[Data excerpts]
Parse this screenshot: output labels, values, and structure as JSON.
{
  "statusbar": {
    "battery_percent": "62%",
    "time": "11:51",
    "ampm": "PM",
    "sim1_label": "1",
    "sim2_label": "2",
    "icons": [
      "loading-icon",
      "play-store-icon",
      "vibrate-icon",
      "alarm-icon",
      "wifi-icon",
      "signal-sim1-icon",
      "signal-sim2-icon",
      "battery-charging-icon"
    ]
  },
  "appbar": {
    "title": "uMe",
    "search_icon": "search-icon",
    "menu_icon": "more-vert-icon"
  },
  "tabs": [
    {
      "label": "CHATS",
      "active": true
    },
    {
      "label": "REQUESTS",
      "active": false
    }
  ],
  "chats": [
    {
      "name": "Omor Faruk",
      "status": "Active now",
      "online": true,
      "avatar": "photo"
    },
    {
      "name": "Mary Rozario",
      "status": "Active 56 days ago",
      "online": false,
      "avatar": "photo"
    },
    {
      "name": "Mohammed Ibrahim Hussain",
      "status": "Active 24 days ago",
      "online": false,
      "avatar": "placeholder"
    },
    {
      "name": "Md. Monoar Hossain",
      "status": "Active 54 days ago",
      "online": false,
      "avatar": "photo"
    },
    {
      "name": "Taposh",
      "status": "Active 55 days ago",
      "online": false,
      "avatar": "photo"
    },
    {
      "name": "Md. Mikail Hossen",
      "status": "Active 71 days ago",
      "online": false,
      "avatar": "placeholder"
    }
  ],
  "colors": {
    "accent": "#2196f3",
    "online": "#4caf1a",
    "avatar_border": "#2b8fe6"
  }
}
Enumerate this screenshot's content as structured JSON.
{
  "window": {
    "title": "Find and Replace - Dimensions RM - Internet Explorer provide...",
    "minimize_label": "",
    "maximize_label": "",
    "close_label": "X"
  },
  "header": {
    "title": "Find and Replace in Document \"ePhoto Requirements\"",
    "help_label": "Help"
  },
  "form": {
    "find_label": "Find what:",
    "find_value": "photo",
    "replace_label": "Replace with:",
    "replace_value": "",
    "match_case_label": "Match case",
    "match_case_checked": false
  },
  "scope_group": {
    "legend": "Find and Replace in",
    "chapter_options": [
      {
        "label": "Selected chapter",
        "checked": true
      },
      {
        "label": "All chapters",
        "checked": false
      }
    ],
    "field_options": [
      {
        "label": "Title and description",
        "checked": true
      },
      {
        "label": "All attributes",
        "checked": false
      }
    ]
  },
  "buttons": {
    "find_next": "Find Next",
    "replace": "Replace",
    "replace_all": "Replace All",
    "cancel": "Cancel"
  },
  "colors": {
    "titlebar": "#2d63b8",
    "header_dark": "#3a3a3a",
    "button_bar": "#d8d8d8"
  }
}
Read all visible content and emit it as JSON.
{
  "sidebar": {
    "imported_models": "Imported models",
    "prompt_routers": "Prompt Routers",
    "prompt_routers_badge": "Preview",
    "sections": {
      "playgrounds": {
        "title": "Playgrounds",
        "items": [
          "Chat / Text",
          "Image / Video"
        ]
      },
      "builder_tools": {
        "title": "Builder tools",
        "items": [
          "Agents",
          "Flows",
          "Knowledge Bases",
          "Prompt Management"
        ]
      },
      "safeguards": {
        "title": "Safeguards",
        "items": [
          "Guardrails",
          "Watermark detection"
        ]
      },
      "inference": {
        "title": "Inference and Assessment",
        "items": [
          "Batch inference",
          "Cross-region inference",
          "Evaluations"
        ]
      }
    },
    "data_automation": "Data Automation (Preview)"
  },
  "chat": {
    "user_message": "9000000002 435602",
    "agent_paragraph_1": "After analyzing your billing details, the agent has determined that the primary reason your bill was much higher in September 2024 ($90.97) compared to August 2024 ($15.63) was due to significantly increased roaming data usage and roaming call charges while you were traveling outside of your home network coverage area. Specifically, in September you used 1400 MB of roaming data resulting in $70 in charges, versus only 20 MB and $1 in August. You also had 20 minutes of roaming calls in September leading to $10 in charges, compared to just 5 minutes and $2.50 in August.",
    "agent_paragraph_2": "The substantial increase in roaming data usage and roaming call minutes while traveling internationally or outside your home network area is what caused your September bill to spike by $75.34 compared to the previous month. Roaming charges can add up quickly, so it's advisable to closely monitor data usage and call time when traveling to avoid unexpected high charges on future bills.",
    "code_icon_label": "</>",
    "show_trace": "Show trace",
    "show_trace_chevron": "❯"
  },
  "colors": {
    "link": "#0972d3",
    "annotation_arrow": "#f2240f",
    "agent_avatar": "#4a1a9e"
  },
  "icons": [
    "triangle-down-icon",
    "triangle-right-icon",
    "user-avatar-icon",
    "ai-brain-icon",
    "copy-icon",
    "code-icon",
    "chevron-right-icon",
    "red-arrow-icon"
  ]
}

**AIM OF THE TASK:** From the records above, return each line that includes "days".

**REPLY:**
      "status": "Active 56 days ago",
      "status": "Active 24 days ago",
      "status": "Active 54 days ago",
      "status": "Active 55 days ago",
      "status": "Active 71 days ago",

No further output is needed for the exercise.